Natural Wine: Really?
Paul Lukacs

There has been a lot of talk lately about 'natural wine.' What does that term mean? There's no official definition, but the following statement on the wine list at Dame, a restaurant in Portland, Oregon that features only natural wines, is as good a description as any I've seen. 'Every wine on this list,' it says, 'is grown organically or biodynamically, free of any chemicals in the vineyard . . . [it] is made without any additives except sulfur, which is naturally occurring in grapes . . . [it] is fermented with its own living, wild yeast . . . [and it] is made in small, or very small, amounts. It's difficult to find fault with any of that.' Well, actually it's not difficult at all.
The 'Cru' of Soave: Another Attempt to Resurrect the Region
Michael Apstein

Soave, one of Italy's great white wines, has an image problem, and, as a result, it gets no respect. Although I'm sure that must be frustrating for the producers, it's a boon for consumers: The wines can be excellent but their prices fail to reflect their quality. If your memory of Soave is bland, watery swill marketed so successfully decades ago by Bolla--consumers have told me that they assumed the name of the region was Bolla Soave--then it's time to try them again. Even Bolla's.
Wine With
WINE WITH…Salmorejo

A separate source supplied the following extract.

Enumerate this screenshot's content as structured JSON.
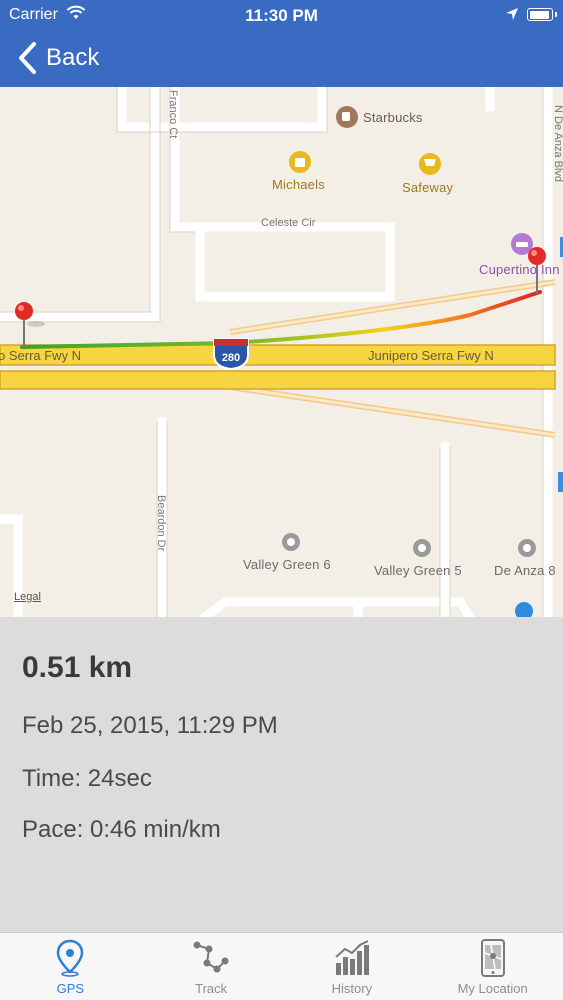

We've been enjoying lots of gazpacho this season, and we bet you have too, for it seems that every restaurant now offers one version or another of this deliciously refreshing cold soup. Based on tomatoes or even grapes, gazpacho can be red or green, or even white when it is almond-based. Gazpacho may be made smooth or chunky, thin or thick, and served with or without croutons. Salmorejo, Spain's other delicious cold soup, adheres to a stricter code, with ingredients limited to tomatoes, olive oil, garlic, bread, salt, and sherry vinegar, plus a garnish of chopped hard-boiled egg and ham--though the ham is optional.
On My Table
An Aristocrat of Napa Valley Cabernet
Mary Ewing-Mulligan

Napa Valley's history of grape-growing dates to 1839, and its first commercial winemaking dates to 1861. The number of wineries grew to 140 by 1889, but the combined setbacks of the first phylloxera scourge and Prohibition brought Napa Valley's burgeoning wine production to its knees in the early twentieth century. In 1966, Robert Mondavi Winery became the first new winery in Napa Valley since Prohibition. One year later, Chappellet Vineyard became the second. The pinnacle of Chappellet's product line is the limited-production Chappellet Pritchard Hill Cabernet Sauvignon, currently available in the 2013 vintage. This is a glorious wine, among the finest Napa Valley Cabs I have tasted. It is rich in aroma and flavor and rich in body, but it is also surprisingly nuanced. It is a wine that speaks of its grapes and its vineyard far more than its winemaking, which is a high compliment to longtime Chappellet winemaker Phillip Corallo-Titus.